New Mexico's failing education system remained on trial in 2020, as plaintiffs in a long-running lawsuit said the Public Education Department still was not doing enough to ensure an adequate education for all students. While the case has centered on Native Americans, English language learners and low-income students, more concerns were raised this year over the lack of access to broadband connectivity and laptops as in-person classes were canceled. Parents, lawmakers and others say pandemic pressures have weakened an already shaky system. State education officials confirmed that failure rates were ballooning among students and enrollment had taken a dive.



Utility regulators approved a renewable energy plan to replace the coal-fired San Juan Generating Station in northwestern New Mexico. After decades of operation, the power plant is set to go offline in 2022. The approval set the stage for the development of solar farms in San Juan, Rio Arriba and McKinley counties. Backup battery storage will be part of the mix. Developers this year also completed the largest wind farm to ever be built in New Mexico, and Lujan Grisham’s administration began developing rules for curbing methane and other pollution in the oil and gas industry.



Virgin Galactic encountered both progress and a recent setback in its test flight program that takes aim at providing commercial flights into the near reaches of space. The company started the year by relocating its spaceship and carrier plane to its headquarters at Spaceport America. In May, the company marked its first glide flight from the futuristic desert outpost. After a delay due to pandemic restrictions, Virgin Galactic in December attempted its first rocket-powered trip to space from the spaceport. That test ended prematurely when a lost connection between the ship's onboard monitoring system and rocket motor prevented ignition. The ship glided down safely to its landing site.



Federal managers warned in September that if hot and dry conditions persisted, the stretch of the Rio Grande flowing through Albuquerque could dry up. It was a rough year for the river and waterways around New Mexico as the state sank deeper into drought. Conditions at the end of 2020 were far worse than a year ago. Along the Pecos River, water managers had to augment flows with pumped groundwater. New Mexico and Texas remained locked in a battle before the U.S. Supreme Court over management of the Rio Grande, but the court did side with New Mexico in a separate case involving the Pecos River and accounting for evaporation.



A decade-long hunt for hidden treasure was resolved with the discovery in Wyoming of a chest stashed away by Santa Fe-based art and antiquities dealer Forrest Fenn. Fenn died in September at age 90, a few months after announcing that his mystery had been solved. Fenn, also a decorated U.S. Air Force fighter pilot during the Vietnam War, left clues to finding the treasure in a poem in a memoir entitled “The Thrill of the Chase.” At least four people died searching for the chest before Jonathan “Jack” Stuef found it.
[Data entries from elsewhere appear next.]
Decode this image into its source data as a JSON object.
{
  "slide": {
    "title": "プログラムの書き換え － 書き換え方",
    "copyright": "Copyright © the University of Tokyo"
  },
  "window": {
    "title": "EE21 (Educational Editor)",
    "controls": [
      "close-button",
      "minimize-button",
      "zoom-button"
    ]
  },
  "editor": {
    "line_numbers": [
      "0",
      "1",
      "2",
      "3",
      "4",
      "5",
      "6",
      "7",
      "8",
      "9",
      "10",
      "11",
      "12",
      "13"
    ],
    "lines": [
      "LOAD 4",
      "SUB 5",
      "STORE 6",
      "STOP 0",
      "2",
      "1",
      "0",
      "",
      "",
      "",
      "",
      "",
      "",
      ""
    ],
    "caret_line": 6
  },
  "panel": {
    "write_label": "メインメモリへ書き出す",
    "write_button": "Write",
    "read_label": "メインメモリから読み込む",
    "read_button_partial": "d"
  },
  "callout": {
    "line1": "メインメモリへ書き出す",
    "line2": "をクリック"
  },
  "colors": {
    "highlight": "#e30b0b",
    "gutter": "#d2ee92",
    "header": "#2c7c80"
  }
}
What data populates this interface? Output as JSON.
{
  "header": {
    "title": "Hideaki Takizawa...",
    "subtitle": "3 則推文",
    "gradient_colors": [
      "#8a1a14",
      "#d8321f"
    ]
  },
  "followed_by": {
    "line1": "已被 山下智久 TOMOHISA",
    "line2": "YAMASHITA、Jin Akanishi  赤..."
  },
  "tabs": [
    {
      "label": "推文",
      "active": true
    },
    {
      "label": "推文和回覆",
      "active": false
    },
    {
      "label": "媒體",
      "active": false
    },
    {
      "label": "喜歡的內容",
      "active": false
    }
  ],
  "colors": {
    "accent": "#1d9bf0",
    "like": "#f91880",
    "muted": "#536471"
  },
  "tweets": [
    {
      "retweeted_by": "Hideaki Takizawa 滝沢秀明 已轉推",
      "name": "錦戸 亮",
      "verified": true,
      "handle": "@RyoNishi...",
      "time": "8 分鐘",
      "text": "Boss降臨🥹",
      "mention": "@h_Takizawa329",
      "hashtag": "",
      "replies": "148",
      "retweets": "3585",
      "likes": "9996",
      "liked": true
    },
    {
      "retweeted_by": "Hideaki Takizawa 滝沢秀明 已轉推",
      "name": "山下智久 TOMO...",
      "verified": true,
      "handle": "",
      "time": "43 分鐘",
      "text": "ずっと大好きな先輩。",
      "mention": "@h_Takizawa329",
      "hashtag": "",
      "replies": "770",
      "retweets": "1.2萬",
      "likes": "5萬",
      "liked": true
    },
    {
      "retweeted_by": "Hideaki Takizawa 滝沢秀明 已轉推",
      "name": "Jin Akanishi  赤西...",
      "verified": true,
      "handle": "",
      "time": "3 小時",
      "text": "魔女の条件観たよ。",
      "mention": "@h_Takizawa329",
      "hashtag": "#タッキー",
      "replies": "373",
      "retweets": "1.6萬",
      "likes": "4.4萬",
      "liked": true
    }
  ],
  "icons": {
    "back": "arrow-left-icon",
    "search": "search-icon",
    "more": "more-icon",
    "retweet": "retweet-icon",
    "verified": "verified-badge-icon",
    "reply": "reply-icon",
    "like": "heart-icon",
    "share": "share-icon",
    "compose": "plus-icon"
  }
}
A push to legalize marijuana went up in smoke but advocates for recreational pot, including Lujan Grisham, vowed to make it happen in 2021. Meanwhile, an advisory board recommended an increase to consumer purchasing limits for the state's longstanding medical cannabis program and urged regulators to throw out the state’s plant count limit for licensed producers. The board also recommended adding more qualifying conditions, including anxiety and some substance abuse disorders. Enrollment in the program reached a high of more than 100,000 people.



New Mexico's largest city again drew unwanted attention for its struggles with crime. President Donald Trump included Albuquerque among the cities where he dispatched more federal agents to beef up local policing efforts. The city has been operating for several years under a consent decree with the U.S. Justice Department over issues of excessive force. A court-appointed monitor tasked with assessing compliance said in his most recent report that the police department has “failed miserably" to police itself. Democratic Mayor Tim Keller proposed overhauling the city's approach to public safety. A search began for a new police chief.